An occupational therapist can choose to concentrate in a wide variety of clinical areas. This profession truly makes a difference in the everyday lives of individuals. Occupational therapists assist people with physical, mental and developmental disabilities and other diseases and illnesses to regain the ability to perform everyday tasks with ease. Some patients may need long-term care and benefit from specialized technology. Occupational therapists may also operate in general practice. This is a fairly lucrative career for someone interested in the medical field who enjoys helping people.

Occupational Therapist Jobs

Occupational therapists may work full-time or part-time. Occupational therapists work in a variety of settings include nursing homes, treatment facilities, hospitals, schools medical offices and mental health facilities. Occupational therapists may choose a certain population to work with during their course of study. Occupational therapists help people regain basic life skills like cooking, cleaning and eating. Occupational therapists may also assist people in the development of logical and abstract thinking skills, emotional skills and hand-eye coordination.

Responsibilities

Occupational therapists help patients adapt to living on their own by practicing everyday activities with them in a controlled, therapeutic environment. Occupational therapists work with people who have physical and mental disabilities and illnesses, elderly people, individuals recovering from accidents and other demographics. Occupational therapists should have good people skills and be creative enough to change treatment based on the individual needs of the patient.
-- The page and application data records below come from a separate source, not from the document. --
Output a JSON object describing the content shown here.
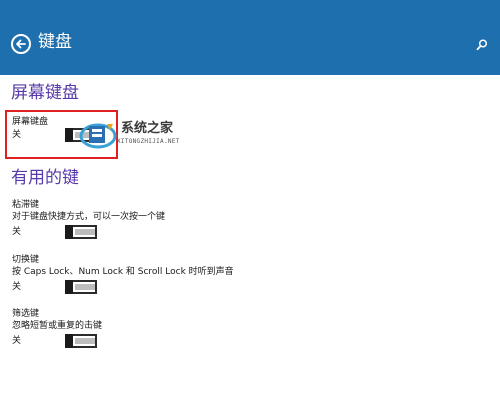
{
  "header": {
    "title": "键盘",
    "back_icon": "back-arrow-icon",
    "search_icon": "search-icon",
    "background": "#1e6fae"
  },
  "sections": {
    "onscreen": {
      "title": "屏幕键盘",
      "item": {
        "name": "屏幕键盘",
        "state": "关",
        "on": false
      }
    },
    "useful_keys": {
      "title": "有用的键",
      "sticky": {
        "name": "粘滞键",
        "desc": "对于键盘快捷方式，可以一次按一个键",
        "state": "关",
        "on": false
      },
      "toggle_keys": {
        "name": "切换键",
        "desc": "按 Caps Lock、Num Lock 和 Scroll Lock 时听到声音",
        "state": "关",
        "on": false
      },
      "filter": {
        "name": "筛选键",
        "desc": "忽略短暂或重复的击键",
        "state": "关",
        "on": false
      }
    }
  },
  "watermark": {
    "text": "系统之家",
    "sub": "XITONGZHIJIA.NET"
  },
  "colors": {
    "section_title": "#5a3aa8",
    "highlight": "#e02020"
  }
}
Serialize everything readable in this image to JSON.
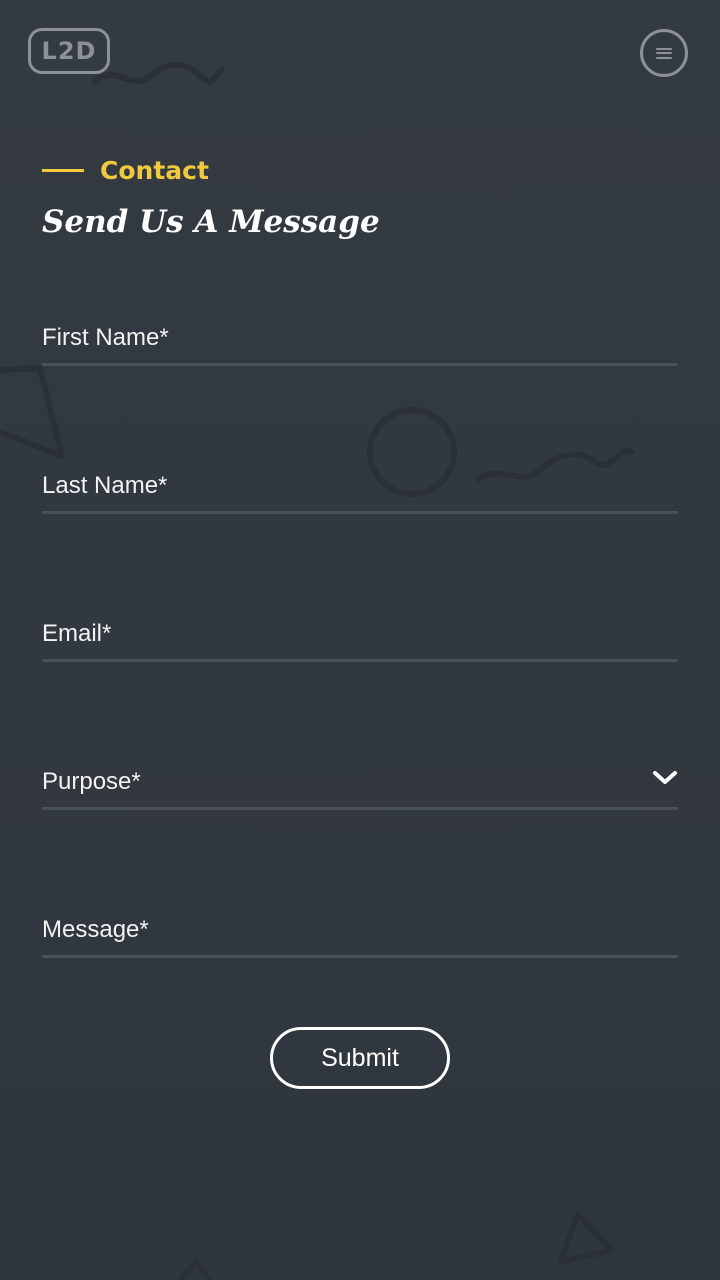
{
  "header": {
    "logo_text": "L2D",
    "menu_icon": "hamburger-menu-icon"
  },
  "section": {
    "eyebrow": "Contact",
    "title": "Send Us A Message"
  },
  "form": {
    "fields": [
      {
        "label": "First Name*",
        "type": "text"
      },
      {
        "label": "Last Name*",
        "type": "text"
      },
      {
        "label": "Email*",
        "type": "email"
      },
      {
        "label": "Purpose*",
        "type": "select",
        "icon": "chevron-down-icon"
      },
      {
        "label": "Message*",
        "type": "textarea"
      }
    ],
    "submit_label": "Submit"
  },
  "colors": {
    "background": "#323840",
    "accent": "#f0c93e",
    "text": "#ffffff",
    "muted": "#8d9096",
    "divider": "#4a5058"
  }
}
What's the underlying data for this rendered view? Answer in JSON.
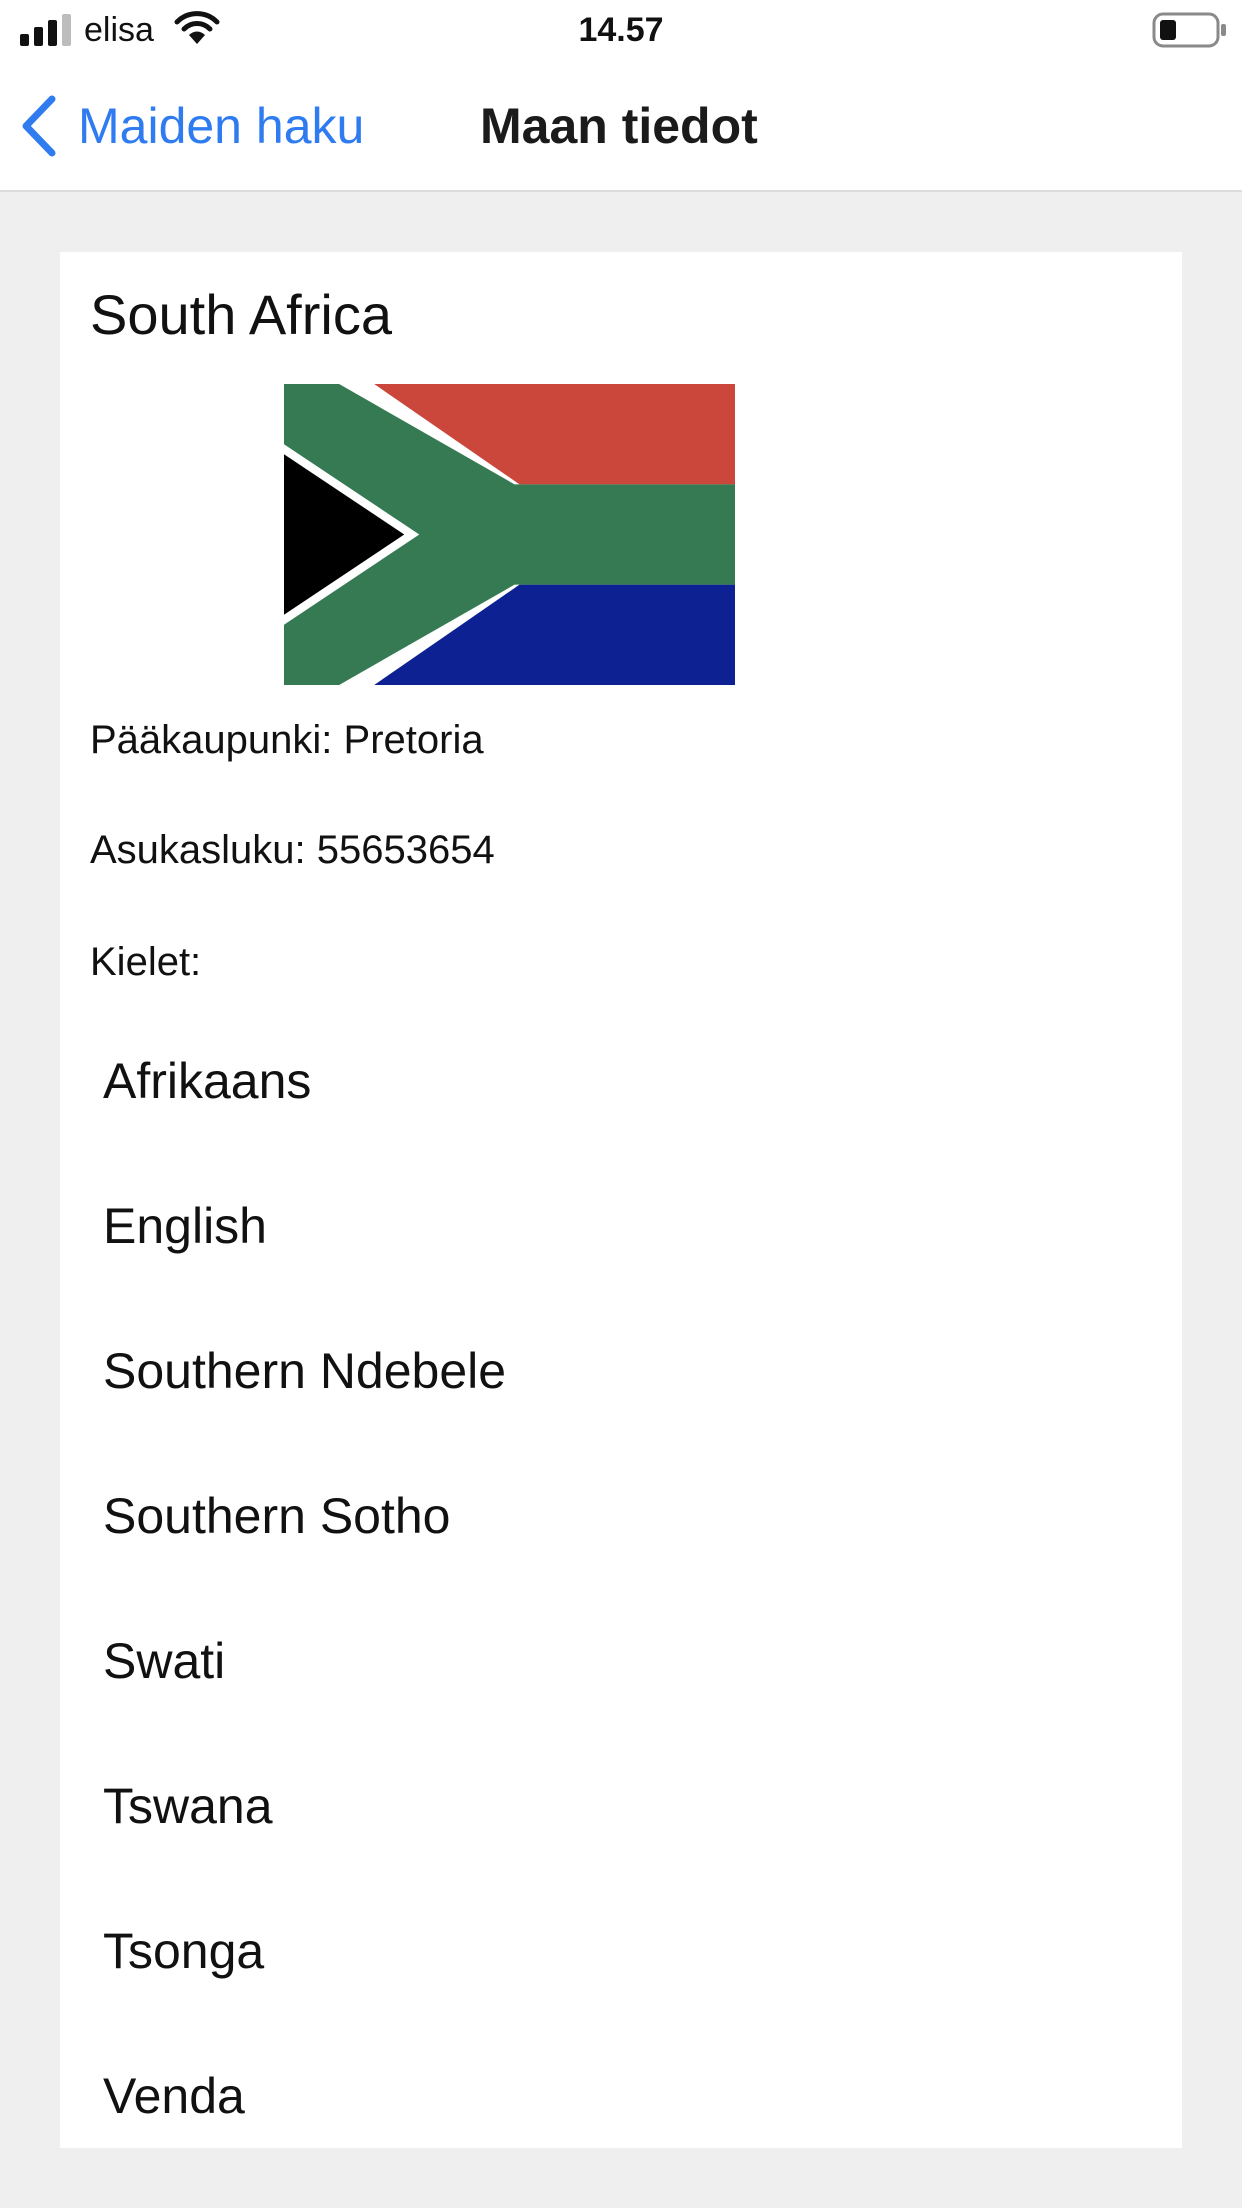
{
  "status_bar": {
    "carrier": "elisa",
    "time": "14.57",
    "icons": [
      "signal-icon",
      "wifi-icon",
      "battery-icon"
    ]
  },
  "nav": {
    "back_label": "Maiden haku",
    "title": "Maan tiedot",
    "back_icon": "chevron-left-icon",
    "accent_color": "#2f7bf0"
  },
  "country": {
    "name": "South Africa",
    "flag_icon": "south-africa-flag-icon",
    "capital_line": "Pääkaupunki: Pretoria",
    "population_line": "Asukasluku: 55653654",
    "languages_label": "Kielet:",
    "languages": [
      "Afrikaans",
      "English",
      "Southern Ndebele",
      "Southern Sotho",
      "Swati",
      "Tswana",
      "Tsonga",
      "Venda"
    ]
  }
}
Occupational therapists should also have a good deal of patience and not be easily discouraged, since not all patients show immediate improvement and the occupational therapist's attitude about their progress may affect their recovery.

Education

Occupational therapists should have a minimum of master's degree in occupational therapy. Occupational therapy students study multidisciplinary coursework in the sciences. Occupational therapy programs also include fieldwork under the supervision of a practicing occupational therapist. Fieldwork is necessary since most areas of occupational therapy require specialized techniques and equipment and since bedside manner is so important. Continuing education may a requirement for licensing in some states and is also a way to help advance within the career field.

License

Occupational therapists in all States are required to graduate from an accredited institutions and pass a standardized exam in order to receive their license to practice. Once an occupational therapists is licensed, he or she has the option to use the credential Occupational Therapists Registered (OTR).

Salary

Occupational therapists generally earn about $50,000-60,000 per year.

Advancement Options

Occupational therapists are more likely to advance by taking on supervisor positions within their area of employment. Another factor that generally increases advancement opportunities is to develop an area of clinical concentration, like geriatrics.  Some occupational therapists find employment in private practice.  Occupational therapists may also teach by pursuing a Ph.D. in occupational therapy. Some occupational therapists choose to attend medical school. This may particularly easy of the occupational therapist who has developed a focus area during the master's degree. If medical school a planned part of the occupational therapist career path, prepare in advance by connecting coursework and experience from the master's degree and practice, if applicable.